§ YOUR ASSIGNMENT
From the data that follows, report how many lines hold the string "title", giving only the number.

*** Opening DATA SHOWN ***

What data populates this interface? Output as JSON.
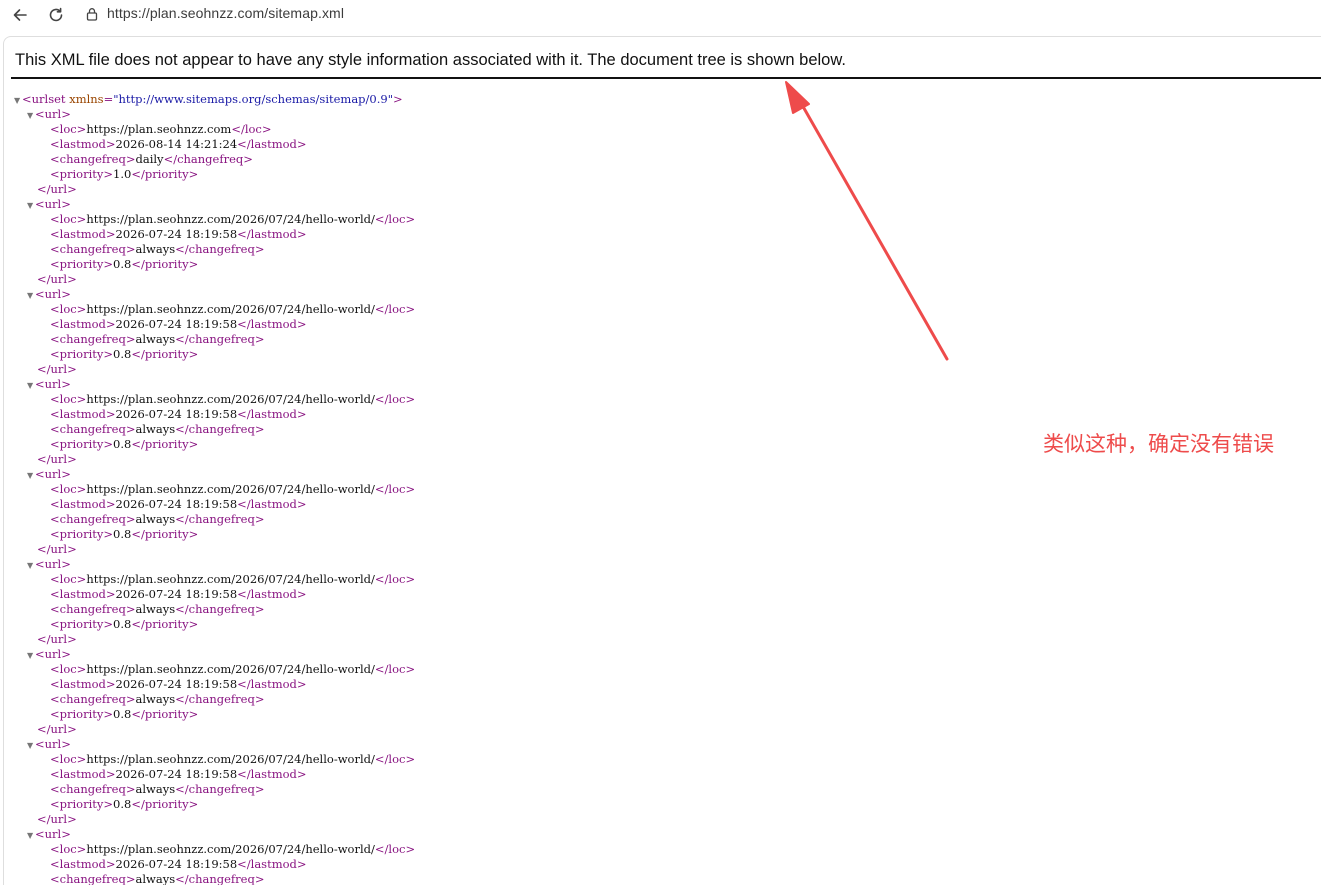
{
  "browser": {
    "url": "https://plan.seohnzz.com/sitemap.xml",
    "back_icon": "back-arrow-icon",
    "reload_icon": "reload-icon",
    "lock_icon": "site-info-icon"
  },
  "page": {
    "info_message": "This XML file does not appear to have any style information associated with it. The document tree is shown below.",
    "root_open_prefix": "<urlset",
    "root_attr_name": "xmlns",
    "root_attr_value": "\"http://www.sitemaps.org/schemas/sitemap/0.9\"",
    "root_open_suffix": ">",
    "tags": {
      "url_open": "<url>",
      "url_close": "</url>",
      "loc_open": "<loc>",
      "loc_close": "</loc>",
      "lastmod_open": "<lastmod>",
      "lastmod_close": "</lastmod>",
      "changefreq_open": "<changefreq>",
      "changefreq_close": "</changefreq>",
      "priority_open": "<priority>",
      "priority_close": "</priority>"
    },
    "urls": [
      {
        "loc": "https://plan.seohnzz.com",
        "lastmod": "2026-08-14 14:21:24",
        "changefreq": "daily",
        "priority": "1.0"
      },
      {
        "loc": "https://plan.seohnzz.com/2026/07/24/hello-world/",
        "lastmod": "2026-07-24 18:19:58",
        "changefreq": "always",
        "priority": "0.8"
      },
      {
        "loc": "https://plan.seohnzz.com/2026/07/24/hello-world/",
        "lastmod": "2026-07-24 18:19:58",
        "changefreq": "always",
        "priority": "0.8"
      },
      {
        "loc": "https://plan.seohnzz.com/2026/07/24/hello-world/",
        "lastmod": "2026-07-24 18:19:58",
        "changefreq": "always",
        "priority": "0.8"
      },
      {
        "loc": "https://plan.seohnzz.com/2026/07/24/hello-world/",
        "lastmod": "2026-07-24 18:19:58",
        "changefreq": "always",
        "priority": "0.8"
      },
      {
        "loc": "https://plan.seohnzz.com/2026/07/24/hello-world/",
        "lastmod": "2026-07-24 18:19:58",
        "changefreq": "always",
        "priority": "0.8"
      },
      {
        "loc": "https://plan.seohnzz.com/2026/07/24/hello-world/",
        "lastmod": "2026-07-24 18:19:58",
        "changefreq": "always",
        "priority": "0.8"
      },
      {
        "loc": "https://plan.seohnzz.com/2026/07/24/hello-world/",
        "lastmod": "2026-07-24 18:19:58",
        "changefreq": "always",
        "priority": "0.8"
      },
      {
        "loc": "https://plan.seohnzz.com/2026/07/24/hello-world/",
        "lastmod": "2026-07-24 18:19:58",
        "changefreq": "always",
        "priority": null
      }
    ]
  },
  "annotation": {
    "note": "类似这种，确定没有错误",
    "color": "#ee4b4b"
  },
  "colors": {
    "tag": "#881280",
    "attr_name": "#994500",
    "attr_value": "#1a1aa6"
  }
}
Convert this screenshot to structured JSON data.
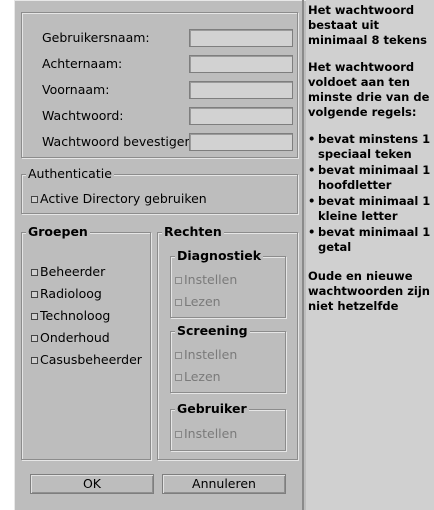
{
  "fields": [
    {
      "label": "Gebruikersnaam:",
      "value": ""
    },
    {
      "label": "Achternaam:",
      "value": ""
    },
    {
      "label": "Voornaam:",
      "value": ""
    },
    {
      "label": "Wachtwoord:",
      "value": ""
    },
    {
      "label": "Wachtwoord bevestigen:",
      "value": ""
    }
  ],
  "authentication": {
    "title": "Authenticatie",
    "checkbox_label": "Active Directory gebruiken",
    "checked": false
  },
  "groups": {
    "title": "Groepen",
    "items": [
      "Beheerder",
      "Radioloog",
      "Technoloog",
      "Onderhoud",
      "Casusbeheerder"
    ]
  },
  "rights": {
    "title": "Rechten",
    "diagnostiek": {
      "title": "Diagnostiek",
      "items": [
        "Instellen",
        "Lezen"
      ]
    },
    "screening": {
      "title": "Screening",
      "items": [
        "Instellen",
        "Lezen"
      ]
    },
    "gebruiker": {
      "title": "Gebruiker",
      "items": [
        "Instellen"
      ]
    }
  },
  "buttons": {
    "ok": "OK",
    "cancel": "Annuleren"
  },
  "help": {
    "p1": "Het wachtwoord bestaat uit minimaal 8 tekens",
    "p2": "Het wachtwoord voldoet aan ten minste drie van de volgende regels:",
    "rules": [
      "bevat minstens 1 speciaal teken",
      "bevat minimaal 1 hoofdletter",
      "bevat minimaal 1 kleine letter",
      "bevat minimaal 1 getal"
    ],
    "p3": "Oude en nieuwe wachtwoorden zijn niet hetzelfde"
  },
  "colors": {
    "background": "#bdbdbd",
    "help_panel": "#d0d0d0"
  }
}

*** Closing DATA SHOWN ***

§ TASK ANSWER
6